[Opening PROVIDED MATERIAL section]

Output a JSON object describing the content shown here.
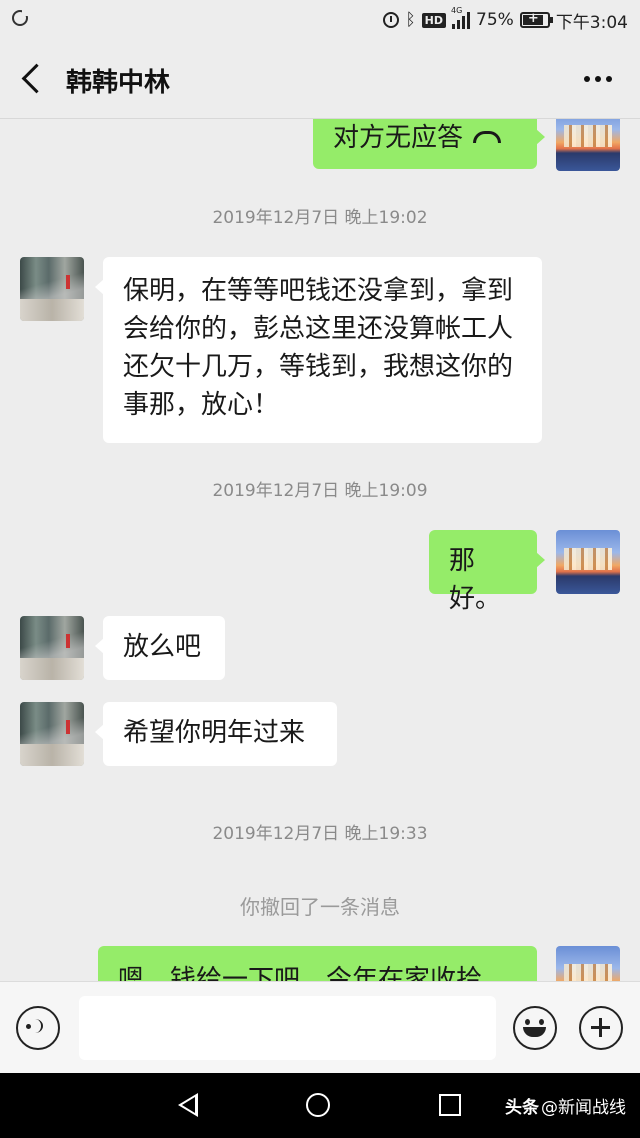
{
  "status_bar": {
    "battery_percent": "75%",
    "time": "下午3:04",
    "hd_label": "HD",
    "network_label": "4G",
    "icons": [
      "sync-icon",
      "alarm-icon",
      "bluetooth-icon",
      "hd-icon",
      "signal-icon",
      "battery-icon"
    ]
  },
  "header": {
    "title": "韩韩中林",
    "back_icon": "chevron-left-icon",
    "more_icon": "more-dots-icon"
  },
  "messages": [
    {
      "type": "outgoing",
      "text": "对方无应答",
      "icon": "hangup-icon"
    },
    {
      "type": "timestamp",
      "text": "2019年12月7日 晚上19:02"
    },
    {
      "type": "incoming",
      "text": "保明，在等等吧钱还没拿到，拿到会给你的，彭总这里还没算帐工人还欠十几万，等钱到，我想这你的事那，放心！"
    },
    {
      "type": "timestamp",
      "text": "2019年12月7日 晚上19:09"
    },
    {
      "type": "outgoing",
      "text": "那好。"
    },
    {
      "type": "incoming",
      "text": "放么吧"
    },
    {
      "type": "incoming",
      "text": "希望你明年过来"
    },
    {
      "type": "timestamp",
      "text": "2019年12月7日 晚上19:33"
    },
    {
      "type": "system",
      "text": "你撤回了一条消息"
    },
    {
      "type": "outgoing",
      "text": "嗯，钱给一下吧，今年在家收拾"
    }
  ],
  "input_bar": {
    "voice_icon": "voice-icon",
    "emoji_icon": "emoji-icon",
    "plus_icon": "plus-icon",
    "input_value": ""
  },
  "nav_bar": {
    "watermark_brand": "头条",
    "watermark_handle": "@新闻战线"
  },
  "colors": {
    "background": "#ededed",
    "outgoing_bubble": "#95ec69",
    "incoming_bubble": "#ffffff",
    "timestamp_text": "#8a8a8a"
  }
}
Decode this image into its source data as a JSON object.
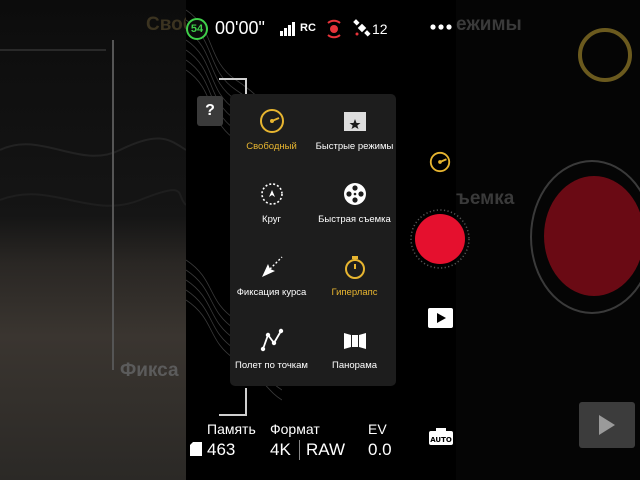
{
  "background": {
    "left_ghost_top": "Своб",
    "left_ghost_bottom": "Фикса",
    "right_ghost_top": "ежимы",
    "right_ghost_mid": "ъемка"
  },
  "status": {
    "battery": "54",
    "timer": "00'00\"",
    "rc_label": "RC",
    "satellites": "12",
    "accent_green": "#3fd04a",
    "accent_red": "#e8333a"
  },
  "help_label": "?",
  "modes": [
    {
      "label": "Свободный",
      "icon": "free-mode-icon",
      "active": true
    },
    {
      "label": "Быстрые режимы",
      "icon": "clapperboard-star-icon",
      "active": false
    },
    {
      "label": "Круг",
      "icon": "circle-orbit-icon",
      "active": false
    },
    {
      "label": "Быстрая съемка",
      "icon": "film-reel-icon",
      "active": false
    },
    {
      "label": "Фиксация курса",
      "icon": "course-lock-icon",
      "active": false
    },
    {
      "label": "Гиперлапс",
      "icon": "stopwatch-icon",
      "active": true
    },
    {
      "label": "Полет по точкам",
      "icon": "waypoints-icon",
      "active": false
    },
    {
      "label": "Панорама",
      "icon": "panorama-icon",
      "active": false
    }
  ],
  "active_color": "#e7b530",
  "shutter_color": "#e5102e",
  "bottom": {
    "memory_label": "Память",
    "memory_value": "463",
    "format_label": "Формат",
    "format_res": "4K",
    "format_type": "RAW",
    "ev_label": "EV",
    "ev_value": "0.0"
  },
  "auto_label": "AUTO"
}
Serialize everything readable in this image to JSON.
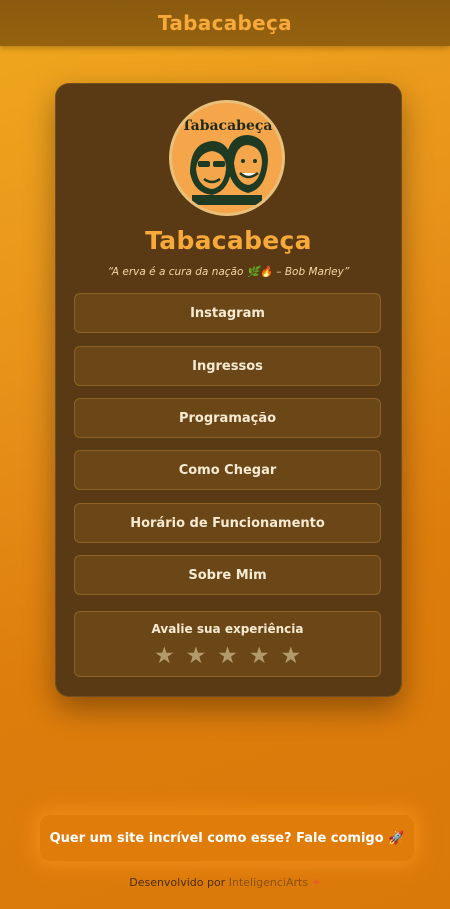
{
  "header": {
    "title": "Tabacabeça"
  },
  "card": {
    "logo_text": "Tabacabeça",
    "brand": "Tabacabeça",
    "quote": "“A erva é a cura da nação 🌿🔥 – Bob Marley”",
    "buttons": [
      {
        "label": "Instagram"
      },
      {
        "label": "Ingressos"
      },
      {
        "label": "Programação"
      },
      {
        "label": "Como Chegar"
      },
      {
        "label": "Horário de Funcionamento"
      },
      {
        "label": "Sobre Mim"
      }
    ],
    "rating": {
      "label": "Avalie sua experiência",
      "max_stars": 5,
      "selected": 0
    }
  },
  "cta": {
    "label": "Quer um site incrível como esse? Fale comigo 🚀"
  },
  "footer": {
    "prefix": "Desenvolvido por",
    "name": "InteligenciArts",
    "spark": "✦"
  },
  "colors": {
    "accent": "#f7a93a",
    "card": "#5a3a14",
    "button": "#6b4717"
  }
}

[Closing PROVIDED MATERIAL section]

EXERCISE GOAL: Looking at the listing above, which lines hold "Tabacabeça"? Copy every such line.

RESULT:
    "title": "Tabacabeça"
    "logo_text": "Tabacabeça",
    "brand": "Tabacabeça",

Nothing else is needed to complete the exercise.